Task statement:
Starting from the first line below, count every line holding the word "label", then state the total alone.

Entries taken from a collection:
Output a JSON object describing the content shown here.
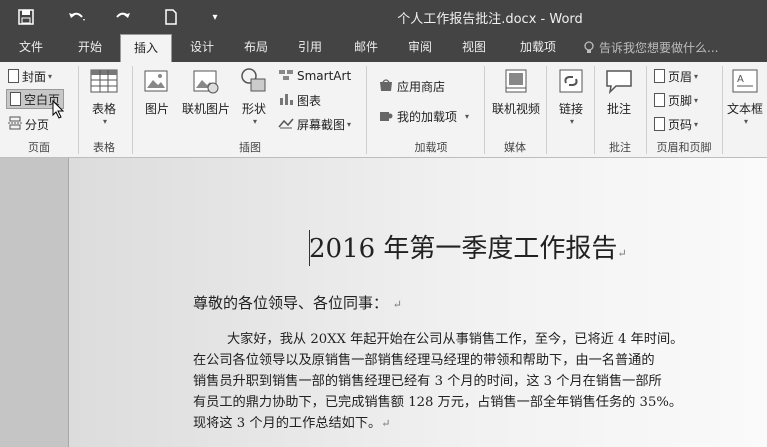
{
  "window": {
    "title": "个人工作报告批注.docx - Word"
  },
  "quick_access": {
    "save_icon": "save-icon",
    "undo_icon": "undo-icon",
    "redo_icon": "redo-icon",
    "new_icon": "new-document-icon",
    "customize_icon": "customize-toolbar-icon"
  },
  "tabs": [
    "文件",
    "开始",
    "插入",
    "设计",
    "布局",
    "引用",
    "邮件",
    "审阅",
    "视图",
    "加载项"
  ],
  "active_tab": "插入",
  "tell_me": {
    "placeholder": "告诉我您想要做什么..."
  },
  "ribbon": {
    "pages": {
      "cover": "封面",
      "blank": "空白页",
      "break": "分页",
      "label": "页面"
    },
    "tables": {
      "table": "表格",
      "label": "表格"
    },
    "illustrations": {
      "picture": "图片",
      "online_picture": "联机图片",
      "shapes": "形状",
      "smartart": "SmartArt",
      "chart": "图表",
      "screenshot": "屏幕截图",
      "label": "插图"
    },
    "addins": {
      "store": "应用商店",
      "my_addins": "我的加载项",
      "label": "加载项"
    },
    "media": {
      "online_video": "联机视频",
      "label": "媒体"
    },
    "links": {
      "link": "链接"
    },
    "comments": {
      "comment": "批注",
      "label": "批注"
    },
    "header_footer": {
      "header": "页眉",
      "footer": "页脚",
      "page_number": "页码",
      "label": "页眉和页脚"
    },
    "text": {
      "textbox": "文本框"
    }
  },
  "document": {
    "heading": "2016 年第一季度工作报告",
    "greeting": "尊敬的各位领导、各位同事：",
    "paragraph_lines": [
      "大家好，我从 20XX 年起开始在公司从事销售工作，至今，已将近 4 年时间。",
      "在公司各位领导以及原销售一部销售经理马经理的带领和帮助下，由一名普通的",
      "销售员升职到销售一部的销售经理已经有 3 个月的时间，这 3 个月在销售一部所",
      "有员工的鼎力协助下，已完成销售额 128 万元，占销售一部全年销售任务的 35%。",
      "现将这 3 个月的工作总结如下。"
    ],
    "paragraph_mark": "↵"
  }
}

Your solution:
7